-- Extracted material follows --

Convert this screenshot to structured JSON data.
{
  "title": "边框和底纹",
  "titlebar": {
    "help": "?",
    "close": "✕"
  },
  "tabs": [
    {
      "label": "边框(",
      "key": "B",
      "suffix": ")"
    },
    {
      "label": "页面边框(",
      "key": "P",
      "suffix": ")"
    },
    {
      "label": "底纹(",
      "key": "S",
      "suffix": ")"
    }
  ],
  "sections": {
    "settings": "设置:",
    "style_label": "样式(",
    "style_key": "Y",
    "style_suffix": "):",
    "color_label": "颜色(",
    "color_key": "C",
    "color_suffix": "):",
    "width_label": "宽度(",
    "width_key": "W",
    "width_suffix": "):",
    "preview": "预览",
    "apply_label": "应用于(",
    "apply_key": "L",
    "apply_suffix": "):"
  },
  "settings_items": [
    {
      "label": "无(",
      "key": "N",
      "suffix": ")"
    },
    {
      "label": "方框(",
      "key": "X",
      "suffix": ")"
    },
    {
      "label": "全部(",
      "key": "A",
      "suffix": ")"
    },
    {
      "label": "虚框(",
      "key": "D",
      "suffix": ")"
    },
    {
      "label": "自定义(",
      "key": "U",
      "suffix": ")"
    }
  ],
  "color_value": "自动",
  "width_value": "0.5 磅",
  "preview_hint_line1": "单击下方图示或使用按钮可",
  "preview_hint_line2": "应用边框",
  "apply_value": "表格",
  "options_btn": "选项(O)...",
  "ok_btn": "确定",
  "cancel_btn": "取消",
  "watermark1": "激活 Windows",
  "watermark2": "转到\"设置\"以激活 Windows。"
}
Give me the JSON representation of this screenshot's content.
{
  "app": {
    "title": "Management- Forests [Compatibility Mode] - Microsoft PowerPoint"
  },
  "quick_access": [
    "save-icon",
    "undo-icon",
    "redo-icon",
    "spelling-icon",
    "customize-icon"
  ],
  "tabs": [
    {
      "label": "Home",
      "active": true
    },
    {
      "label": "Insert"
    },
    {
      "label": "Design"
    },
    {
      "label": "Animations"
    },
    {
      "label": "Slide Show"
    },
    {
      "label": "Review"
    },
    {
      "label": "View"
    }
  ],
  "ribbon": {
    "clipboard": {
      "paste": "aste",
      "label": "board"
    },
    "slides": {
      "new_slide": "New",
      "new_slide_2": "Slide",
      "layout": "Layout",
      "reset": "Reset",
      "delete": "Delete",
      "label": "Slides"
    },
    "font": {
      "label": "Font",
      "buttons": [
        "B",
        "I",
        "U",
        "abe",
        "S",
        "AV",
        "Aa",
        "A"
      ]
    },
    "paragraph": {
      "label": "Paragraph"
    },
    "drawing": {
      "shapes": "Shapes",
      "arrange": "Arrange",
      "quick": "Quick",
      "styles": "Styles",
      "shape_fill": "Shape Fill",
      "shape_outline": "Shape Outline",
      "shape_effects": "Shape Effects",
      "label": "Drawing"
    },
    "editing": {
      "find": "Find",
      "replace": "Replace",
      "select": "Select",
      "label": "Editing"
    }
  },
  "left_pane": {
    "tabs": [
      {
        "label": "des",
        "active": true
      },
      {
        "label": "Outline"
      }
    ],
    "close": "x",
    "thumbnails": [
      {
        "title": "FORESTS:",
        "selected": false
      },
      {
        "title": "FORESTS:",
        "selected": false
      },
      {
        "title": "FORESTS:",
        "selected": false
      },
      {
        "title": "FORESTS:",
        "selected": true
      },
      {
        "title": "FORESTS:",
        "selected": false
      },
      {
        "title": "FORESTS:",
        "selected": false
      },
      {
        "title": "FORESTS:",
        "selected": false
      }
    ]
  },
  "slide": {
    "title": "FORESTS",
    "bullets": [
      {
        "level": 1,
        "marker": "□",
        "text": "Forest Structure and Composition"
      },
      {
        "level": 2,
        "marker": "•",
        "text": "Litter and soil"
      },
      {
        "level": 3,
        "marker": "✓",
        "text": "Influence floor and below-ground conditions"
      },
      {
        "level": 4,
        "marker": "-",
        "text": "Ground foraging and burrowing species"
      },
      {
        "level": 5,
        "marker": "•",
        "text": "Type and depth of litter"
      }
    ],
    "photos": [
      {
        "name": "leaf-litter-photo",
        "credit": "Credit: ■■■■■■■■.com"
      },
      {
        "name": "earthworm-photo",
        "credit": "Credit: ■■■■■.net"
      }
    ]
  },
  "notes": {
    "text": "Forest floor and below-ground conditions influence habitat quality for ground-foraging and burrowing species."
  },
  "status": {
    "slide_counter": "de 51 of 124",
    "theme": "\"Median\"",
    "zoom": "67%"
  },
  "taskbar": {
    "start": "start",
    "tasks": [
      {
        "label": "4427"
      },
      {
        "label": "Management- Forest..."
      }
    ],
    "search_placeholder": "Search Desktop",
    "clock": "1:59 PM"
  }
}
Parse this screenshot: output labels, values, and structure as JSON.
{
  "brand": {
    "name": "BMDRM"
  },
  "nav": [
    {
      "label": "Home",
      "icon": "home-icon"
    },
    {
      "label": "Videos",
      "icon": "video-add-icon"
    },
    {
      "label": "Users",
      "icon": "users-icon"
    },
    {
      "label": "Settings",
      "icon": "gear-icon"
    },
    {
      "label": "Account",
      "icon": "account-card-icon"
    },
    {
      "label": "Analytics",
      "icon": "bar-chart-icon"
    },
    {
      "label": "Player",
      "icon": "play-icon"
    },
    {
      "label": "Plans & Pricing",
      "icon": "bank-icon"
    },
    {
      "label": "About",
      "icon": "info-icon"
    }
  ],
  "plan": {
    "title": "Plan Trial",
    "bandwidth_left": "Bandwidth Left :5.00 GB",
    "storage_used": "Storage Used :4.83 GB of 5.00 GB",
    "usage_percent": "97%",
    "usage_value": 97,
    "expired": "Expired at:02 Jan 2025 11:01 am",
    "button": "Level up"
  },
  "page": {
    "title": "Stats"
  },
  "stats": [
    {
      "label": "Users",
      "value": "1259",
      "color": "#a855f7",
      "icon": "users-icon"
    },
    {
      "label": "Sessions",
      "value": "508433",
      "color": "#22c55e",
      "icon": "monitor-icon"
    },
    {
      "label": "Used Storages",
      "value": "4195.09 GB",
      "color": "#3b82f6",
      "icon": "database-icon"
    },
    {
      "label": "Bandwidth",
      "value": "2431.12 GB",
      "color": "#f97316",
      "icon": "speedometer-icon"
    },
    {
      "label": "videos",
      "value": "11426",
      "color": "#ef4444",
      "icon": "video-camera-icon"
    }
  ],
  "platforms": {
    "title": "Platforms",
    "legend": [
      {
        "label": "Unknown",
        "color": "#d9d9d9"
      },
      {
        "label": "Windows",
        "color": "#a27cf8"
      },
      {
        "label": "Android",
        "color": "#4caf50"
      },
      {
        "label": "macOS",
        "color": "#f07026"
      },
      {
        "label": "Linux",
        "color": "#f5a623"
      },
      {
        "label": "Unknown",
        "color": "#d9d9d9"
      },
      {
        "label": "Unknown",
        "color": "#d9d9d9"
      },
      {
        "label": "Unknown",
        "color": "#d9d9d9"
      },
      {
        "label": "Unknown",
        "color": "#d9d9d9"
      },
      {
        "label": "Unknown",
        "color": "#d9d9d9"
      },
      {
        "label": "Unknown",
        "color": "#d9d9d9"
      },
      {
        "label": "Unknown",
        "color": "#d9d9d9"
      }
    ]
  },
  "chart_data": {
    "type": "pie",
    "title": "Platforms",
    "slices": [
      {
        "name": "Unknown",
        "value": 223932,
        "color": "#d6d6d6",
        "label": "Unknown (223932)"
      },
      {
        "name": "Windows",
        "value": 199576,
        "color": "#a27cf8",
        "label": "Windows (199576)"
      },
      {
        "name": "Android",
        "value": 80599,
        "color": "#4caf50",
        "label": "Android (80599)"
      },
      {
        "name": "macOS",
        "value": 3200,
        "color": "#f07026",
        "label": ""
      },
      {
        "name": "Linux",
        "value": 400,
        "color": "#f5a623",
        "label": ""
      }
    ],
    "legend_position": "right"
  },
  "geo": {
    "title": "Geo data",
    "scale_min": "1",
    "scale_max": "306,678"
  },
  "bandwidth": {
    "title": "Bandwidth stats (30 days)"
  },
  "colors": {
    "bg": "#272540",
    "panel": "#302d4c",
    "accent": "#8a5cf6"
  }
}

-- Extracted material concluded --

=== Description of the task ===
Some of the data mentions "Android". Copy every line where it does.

=== Answer ===
        "label": "Android",
        "name": "Android",
        "label": "Android (80599)"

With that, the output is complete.